• _Task directions_
Set down all of the data again, character for character.

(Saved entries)
____________

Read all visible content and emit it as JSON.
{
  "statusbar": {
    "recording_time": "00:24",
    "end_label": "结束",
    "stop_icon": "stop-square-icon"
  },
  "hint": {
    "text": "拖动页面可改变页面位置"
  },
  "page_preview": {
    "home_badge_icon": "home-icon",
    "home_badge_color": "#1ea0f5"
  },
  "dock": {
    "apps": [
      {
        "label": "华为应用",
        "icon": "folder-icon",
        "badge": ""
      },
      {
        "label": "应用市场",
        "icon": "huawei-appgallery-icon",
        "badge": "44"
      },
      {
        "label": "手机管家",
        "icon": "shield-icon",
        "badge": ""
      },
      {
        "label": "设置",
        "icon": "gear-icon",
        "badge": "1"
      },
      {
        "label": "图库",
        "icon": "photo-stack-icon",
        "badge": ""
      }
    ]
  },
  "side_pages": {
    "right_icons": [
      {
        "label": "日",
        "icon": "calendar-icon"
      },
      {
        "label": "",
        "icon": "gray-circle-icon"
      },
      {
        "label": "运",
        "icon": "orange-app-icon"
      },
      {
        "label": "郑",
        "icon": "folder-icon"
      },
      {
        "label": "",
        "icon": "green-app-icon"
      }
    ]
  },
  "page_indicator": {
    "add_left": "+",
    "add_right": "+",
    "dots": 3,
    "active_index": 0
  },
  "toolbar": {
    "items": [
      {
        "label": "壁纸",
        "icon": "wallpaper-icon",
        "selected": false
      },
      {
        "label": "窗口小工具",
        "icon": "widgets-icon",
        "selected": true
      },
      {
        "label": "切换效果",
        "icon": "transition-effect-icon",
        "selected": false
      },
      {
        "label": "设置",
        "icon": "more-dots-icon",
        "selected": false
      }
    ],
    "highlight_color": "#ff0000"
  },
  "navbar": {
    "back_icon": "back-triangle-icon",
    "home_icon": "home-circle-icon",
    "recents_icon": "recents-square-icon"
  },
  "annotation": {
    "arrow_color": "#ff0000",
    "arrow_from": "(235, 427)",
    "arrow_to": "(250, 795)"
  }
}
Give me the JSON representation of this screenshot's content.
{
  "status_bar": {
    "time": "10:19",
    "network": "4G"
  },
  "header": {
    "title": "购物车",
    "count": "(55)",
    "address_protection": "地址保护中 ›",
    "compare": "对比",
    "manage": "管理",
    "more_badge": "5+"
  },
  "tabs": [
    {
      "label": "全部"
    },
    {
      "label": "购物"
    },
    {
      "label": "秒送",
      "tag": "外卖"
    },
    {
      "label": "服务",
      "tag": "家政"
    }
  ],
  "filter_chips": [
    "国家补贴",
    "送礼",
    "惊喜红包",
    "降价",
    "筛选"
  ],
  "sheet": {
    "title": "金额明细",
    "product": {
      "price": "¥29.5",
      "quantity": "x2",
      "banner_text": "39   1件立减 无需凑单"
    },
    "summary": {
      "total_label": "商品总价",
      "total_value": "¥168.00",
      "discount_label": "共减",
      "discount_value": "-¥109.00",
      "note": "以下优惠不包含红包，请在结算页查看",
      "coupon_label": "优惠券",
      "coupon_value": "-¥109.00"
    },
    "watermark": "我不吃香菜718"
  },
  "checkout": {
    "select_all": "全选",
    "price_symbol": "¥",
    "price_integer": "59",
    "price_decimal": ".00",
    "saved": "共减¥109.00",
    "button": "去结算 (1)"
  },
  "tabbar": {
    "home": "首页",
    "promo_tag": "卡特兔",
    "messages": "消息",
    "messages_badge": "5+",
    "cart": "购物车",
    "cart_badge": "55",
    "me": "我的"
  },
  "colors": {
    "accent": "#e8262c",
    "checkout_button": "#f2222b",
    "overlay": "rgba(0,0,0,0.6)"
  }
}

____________

• _Completed task_
Read all visible content and emit it as JSON.
{
  "statusbar": {
    "recording_time": "00:24",
    "end_label": "结束",
    "stop_icon": "stop-square-icon"
  },
  "hint": {
    "text": "拖动页面可改变页面位置"
  },
  "page_preview": {
    "home_badge_icon": "home-icon",
    "home_badge_color": "#1ea0f5"
  },
  "dock": {
    "apps": [
      {
        "label": "华为应用",
        "icon": "folder-icon",
        "badge": ""
      },
      {
        "label": "应用市场",
        "icon": "huawei-appgallery-icon",
        "badge": "44"
      },
      {
        "label": "手机管家",
        "icon": "shield-icon",
        "badge": ""
      },
      {
        "label": "设置",
        "icon": "gear-icon",
        "badge": "1"
      },
      {
        "label": "图库",
        "icon": "photo-stack-icon",
        "badge": ""
      }
    ]
  },
  "side_pages": {
    "right_icons": [
      {
        "label": "日",
        "icon": "calendar-icon"
      },
      {
        "label": "",
        "icon": "gray-circle-icon"
      },
      {
        "label": "运",
        "icon": "orange-app-icon"
      },
      {
        "label": "郑",
        "icon": "folder-icon"
      },
      {
        "label": "",
        "icon": "green-app-icon"
      }
    ]
  },
  "page_indicator": {
    "add_left": "+",
    "add_right": "+",
    "dots": 3,
    "active_index": 0
  },
  "toolbar": {
    "items": [
      {
        "label": "壁纸",
        "icon": "wallpaper-icon",
        "selected": false
      },
      {
        "label": "窗口小工具",
        "icon": "widgets-icon",
        "selected": true
      },
      {
        "label": "切换效果",
        "icon": "transition-effect-icon",
        "selected": false
      },
      {
        "label": "设置",
        "icon": "more-dots-icon",
        "selected": false
      }
    ],
    "highlight_color": "#ff0000"
  },
  "navbar": {
    "back_icon": "back-triangle-icon",
    "home_icon": "home-circle-icon",
    "recents_icon": "recents-square-icon"
  },
  "annotation": {
    "arrow_color": "#ff0000",
    "arrow_from": "(235, 427)",
    "arrow_to": "(250, 795)"
  }
}
Give me the JSON representation of this screenshot's content.
{
  "status_bar": {
    "time": "10:19",
    "network": "4G"
  },
  "header": {
    "title": "购物车",
    "count": "(55)",
    "address_protection": "地址保护中 ›",
    "compare": "对比",
    "manage": "管理",
    "more_badge": "5+"
  },
  "tabs": [
    {
      "label": "全部"
    },
    {
      "label": "购物"
    },
    {
      "label": "秒送",
      "tag": "外卖"
    },
    {
      "label": "服务",
      "tag": "家政"
    }
  ],
  "filter_chips": [
    "国家补贴",
    "送礼",
    "惊喜红包",
    "降价",
    "筛选"
  ],
  "sheet": {
    "title": "金额明细",
    "product": {
      "price": "¥29.5",
      "quantity": "x2",
      "banner_text": "39   1件立减 无需凑单"
    },
    "summary": {
      "total_label": "商品总价",
      "total_value": "¥168.00",
      "discount_label": "共减",
      "discount_value": "-¥109.00",
      "note": "以下优惠不包含红包，请在结算页查看",
      "coupon_label": "优惠券",
      "coupon_value": "-¥109.00"
    },
    "watermark": "我不吃香菜718"
  },
  "checkout": {
    "select_all": "全选",
    "price_symbol": "¥",
    "price_integer": "59",
    "price_decimal": ".00",
    "saved": "共减¥109.00",
    "button": "去结算 (1)"
  },
  "tabbar": {
    "home": "首页",
    "promo_tag": "卡特兔",
    "messages": "消息",
    "messages_badge": "5+",
    "cart": "购物车",
    "cart_badge": "55",
    "me": "我的"
  },
  "colors": {
    "accent": "#e8262c",
    "checkout_button": "#f2222b",
    "overlay": "rgba(0,0,0,0.6)"
  }
}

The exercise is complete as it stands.